On the day of garage-sale, he had butter-curd, Gur and a thick slab of chapati with hot milk in breakfast. The lawyer came in when he was eating. With a bunch of buyers from nearby towns. And then things took a whirlwind. Shouting and screaming. And wailing and crying and hand clasping. People raising their hands. Rating buffalos and bags. Guessing their cost price.
Netrapal was only twenty. They were yet to share the problem with him. He was too busy with his new wife, anyway. He heard about it only through the lawyer - Marriage. Loan. Failed crop. Loan. No rains. Loan. Uncle's funeral loan. Failed crop. Loan and loan. And now- GARAGE SALE. Same old story.
Last night after he slapped his wife, because she won't shut up about something important, he had felt guilty. But he couldn't show it. What else could he do? His actions were beyond him. Just as the GARAGE-SALE was beyond the lawyer. And his uncle's knot was beyond him. But his father didn't look like one to tie knots.
Then why did he?
Netrapal gets dressed and comes out. He will walk to the garage. He rarely sleeps. He only has nightmares. About the garage sale- by whose end, there was nothing left in the courtyard. Even the Neem was cut. Someone paid five thousand cash, and every rupee counted.

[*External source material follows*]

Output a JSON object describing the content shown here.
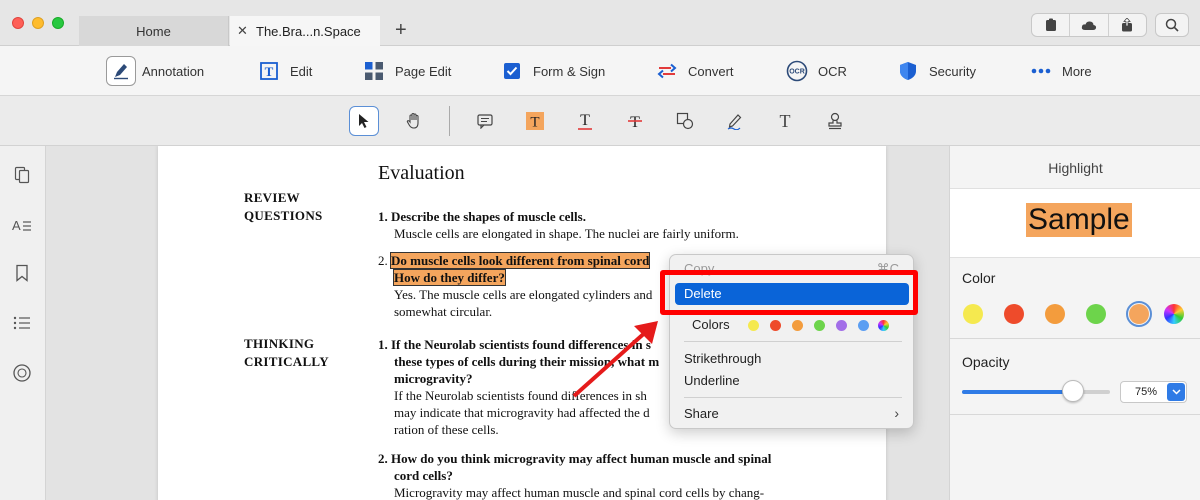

And there are nightmares in which he meets his father, his uncle, his mother who had perished much before. About the many walks he took in his fields. And sugarcanes. And his father walking him to a village fair. He lives in continuous memories. Of that garage sale, when he lost everything. Of blood around his father.
A dropout of various colleges, Nachi Keta is a Kidney Transplant Recipient and a neurodiverse writer from New Delhi. His name is a combination of two terms: Nachi, which means 'death', and Keta, which means 'a creative force'. His work focuses on mental health, oppression and the absurd in social and personal. His words have found a home in various magazines like Perhappened, The daily drunk, The Bombay Review, The Howling Press and Sock Drawer, an updated list of which can be found here: nachi-keta.com.